"If you think business books are boring, this is your chance to prove yourself wrong. Storytelling is an art, and Shefsky brings that art to business. Invent Reinvent Thrive is a treasure trove of valuable lessons." -- STAN KASTEN, President and CEO, Los Angeles Dodgers; former President of the Washington Nationals and the Atlanta Braves, Hawks, and Thrashers
"Invent Reinvent Thrive is full of wise and practical guidance for both would-be and continuing entrepreneurs. Shefsky's discussions provide wonderful advice that will aid anyone embarking on or continuing in an entrepreneurial enterprise." -- DAVID RUDER, former Chairman, Securities & Exchange Commission
"Our company's direct experience with Lloyd Shefsky . . . inspired us to methodically pursue Brown-Forman's never-ending greatness, and this book can do the same for others. I highly recommend Invent Reinvent Thrive to all businesspeople." -- PAUL VARGA, CEO and Chairman, Brown-Forman Corporation, producer of Jack Daniels, Finlandia, Southern Comfort, and other spirits
"Lloyd Shefsky tackles the issues many entrepreneurs face and offers practical advice to defy the odds. If you've had business success, yet need to go to the next level, read this book." -- GINGER GRAHAM, former President and CEO, Amylin Pharmaceuticals, and former faculty at the Arthur Rock Center for Entrepreneurship at the Harvard Business School
"This is a very serious study of a critical issue, and no one dealing with entrepreneurship or family businesses should make the mistake of ignoring it." -- ISRAEL ZANG, Professor and former Dean of Business School and Vice Provost of Tel Aviv University
steady successes at Harvard led to his feeling after graduation that “I may have gotten to the smartest ten in the room.” 32 Invent, R einvent, Thrive Sure, this shows Tom’s personality as one that makes lemonade when life hands him lemons. (That isn’t why Tom, now a venture capitalist, decided to give a running start to Lululemon company.) More relevant here is his learning early to see a whole picture, to figure out what he needed to do, such as adapting his skill set to be positioned for
had yet to turn a profit. Gil’s institutional investors would have realized a serious gain from a deal that they once may have feared would be a total 66 Invent, R einvent, Thrive write-off.
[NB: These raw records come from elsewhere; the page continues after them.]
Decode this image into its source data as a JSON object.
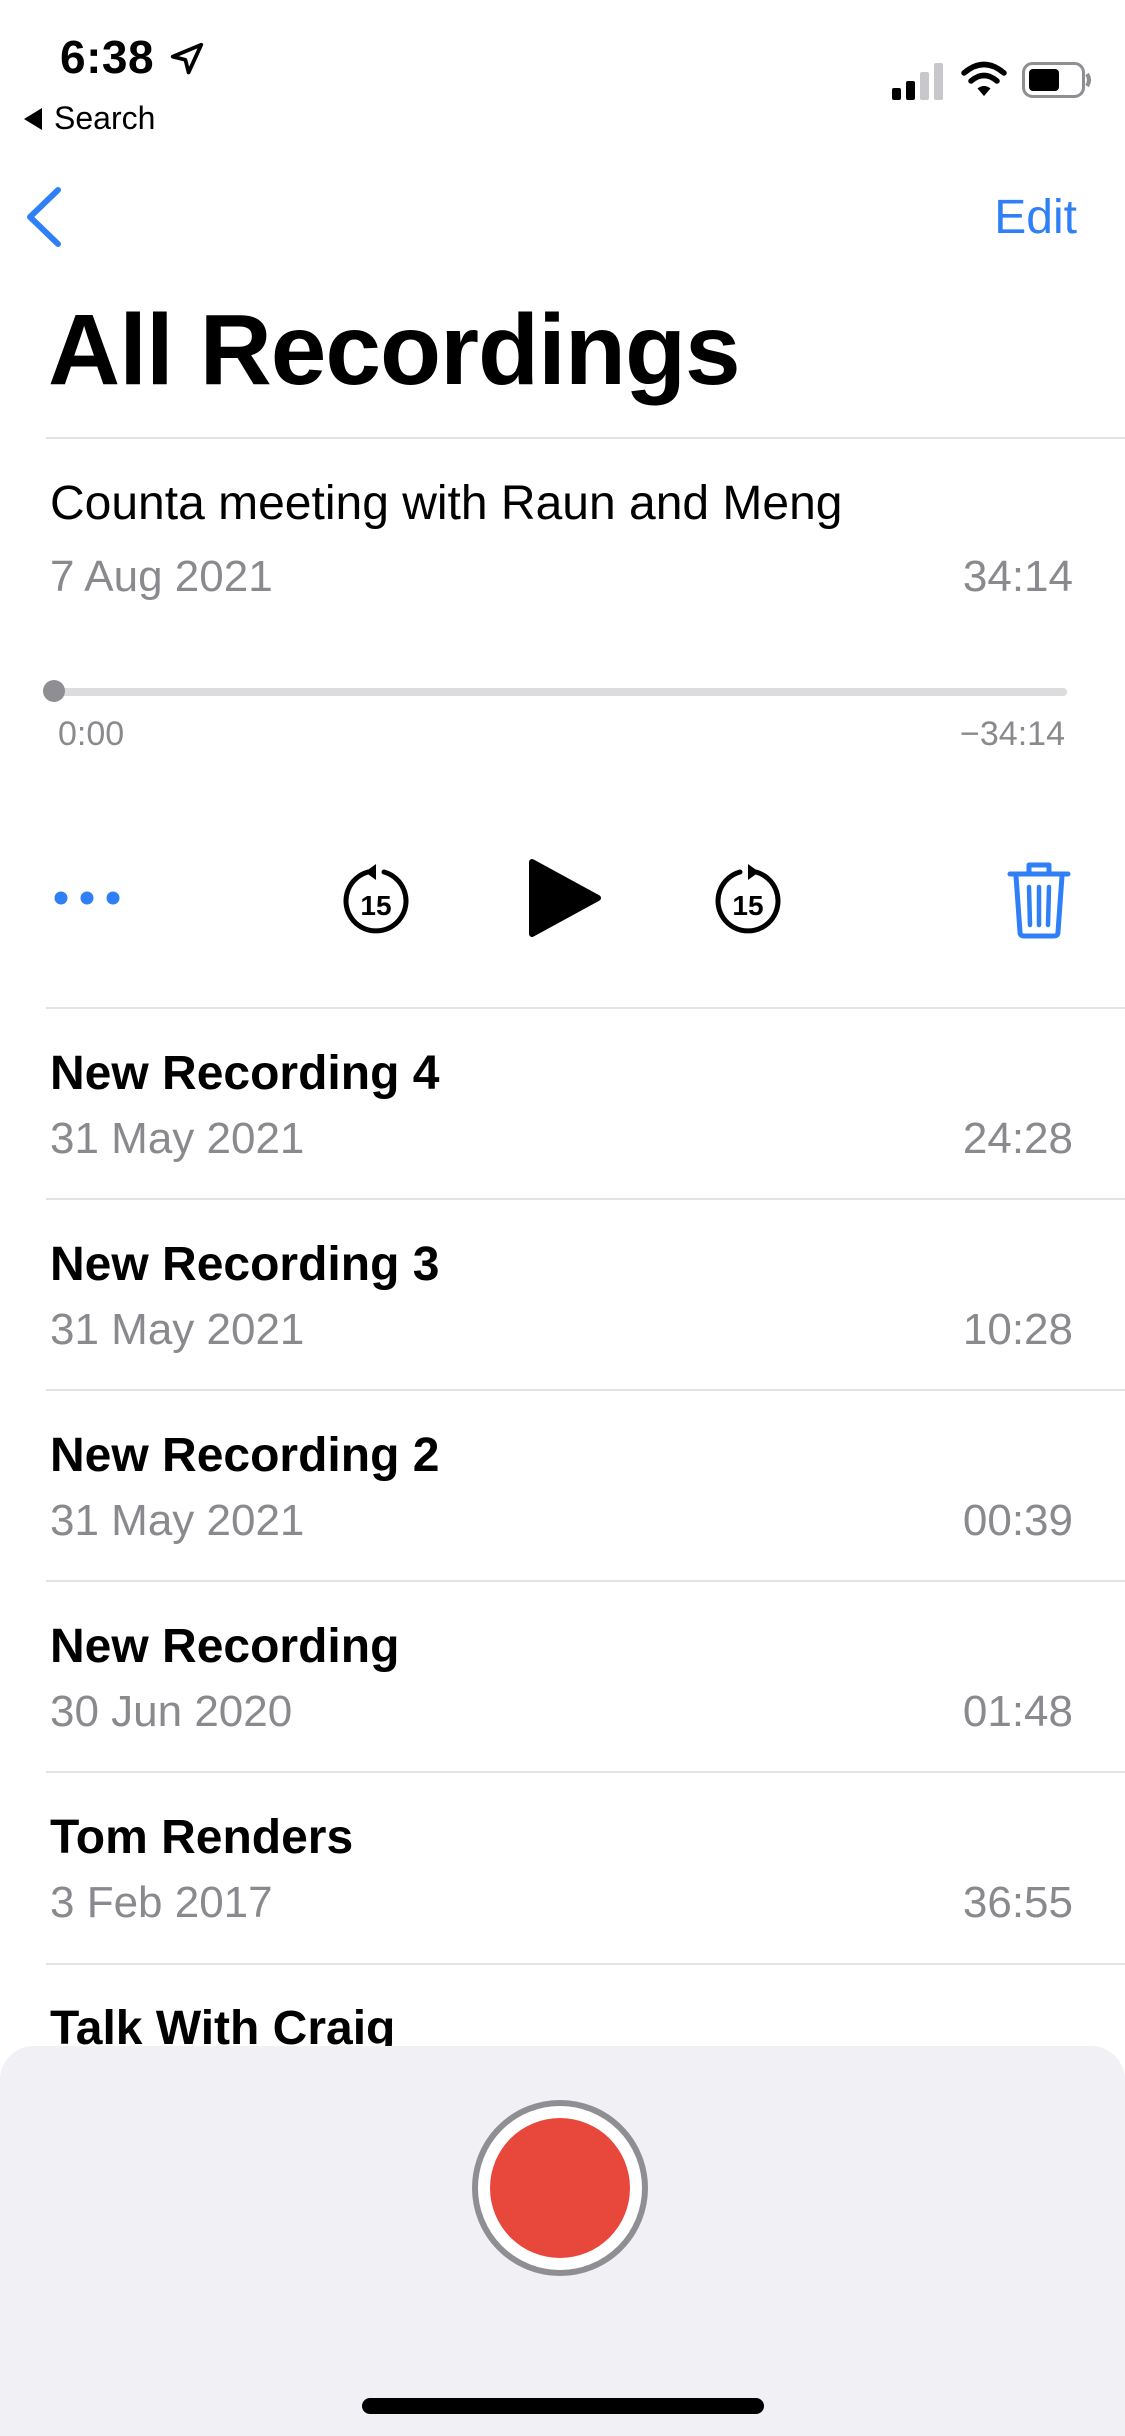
{
  "status_bar": {
    "time": "6:38",
    "back_app": "Search"
  },
  "nav": {
    "edit_label": "Edit",
    "title": "All Recordings"
  },
  "expanded": {
    "title": "Counta meeting with Raun and Meng",
    "date": "7 Aug 2021",
    "duration": "34:14",
    "elapsed": "0:00",
    "remaining": "−34:14",
    "progress": 0
  },
  "recordings": [
    {
      "title": "New Recording 4",
      "date": "31 May 2021",
      "duration": "24:28"
    },
    {
      "title": "New Recording 3",
      "date": "31 May 2021",
      "duration": "10:28"
    },
    {
      "title": "New Recording 2",
      "date": "31 May 2021",
      "duration": "00:39"
    },
    {
      "title": "New Recording",
      "date": "30 Jun 2020",
      "duration": "01:48"
    },
    {
      "title": "Tom Renders",
      "date": "3 Feb 2017",
      "duration": "36:55"
    },
    {
      "title": "Talk With Craig"
    }
  ],
  "colors": {
    "accent": "#2f7ff6",
    "record": "#e8483c",
    "secondary_text": "#8a8a8e"
  }
}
And for Gil, it would have been a game changer, a lifealtering result. Yet Mandelzis and his investors could still remember the optimism surrounding the old concept, just before it fell apart. No one wanted to hear, “Don’t you ever learn?” And financial uncertainty also weighed in favor of taking the
institutional food service provider.” Larry felt the organization should only do what it was good at. Besides, rewarmed, day-old food wasn’t acceptable in the group’s restaurants. Therefore, it wouldn’t be tolerated by people paying small fortunes to rent sky boxes for what he saw as insular indoor seats that deprived them of a true ballpark experience. Larry was baffled that fans would pay so much to rent sky boxes. What was their reward? Watching a second-rate team that hadn’t won a World
you could possibly have—we’re going to give you better service and better food. “So Denise became an amazingly valuable asset. Because of her, we could save the stadium owners two, three, four million dollars. And, as a result, we were getting these contracts, and instead of a restaurant that would do $3 million if it was really good, we were getting the Staples Center, home to the Los Angeles Kings, where in just the sky boxes and club seats, we did $25 million in sales in the first year, and
noting. Why do some extremely confident companies fail to reinvent on a timely basis? Desperation is, of course, a great motivator of reinvention. When you have little to lose, you are more willing and more likely to risk it all and reinvent. As literary giant Samuel Johnson put it in a related context, the prospect of being hanged focuses the mind wonderfully. However, as we just saw, Kodak focused too hard and missed the big picture. Of course, desperation isn’t just the actual measure of a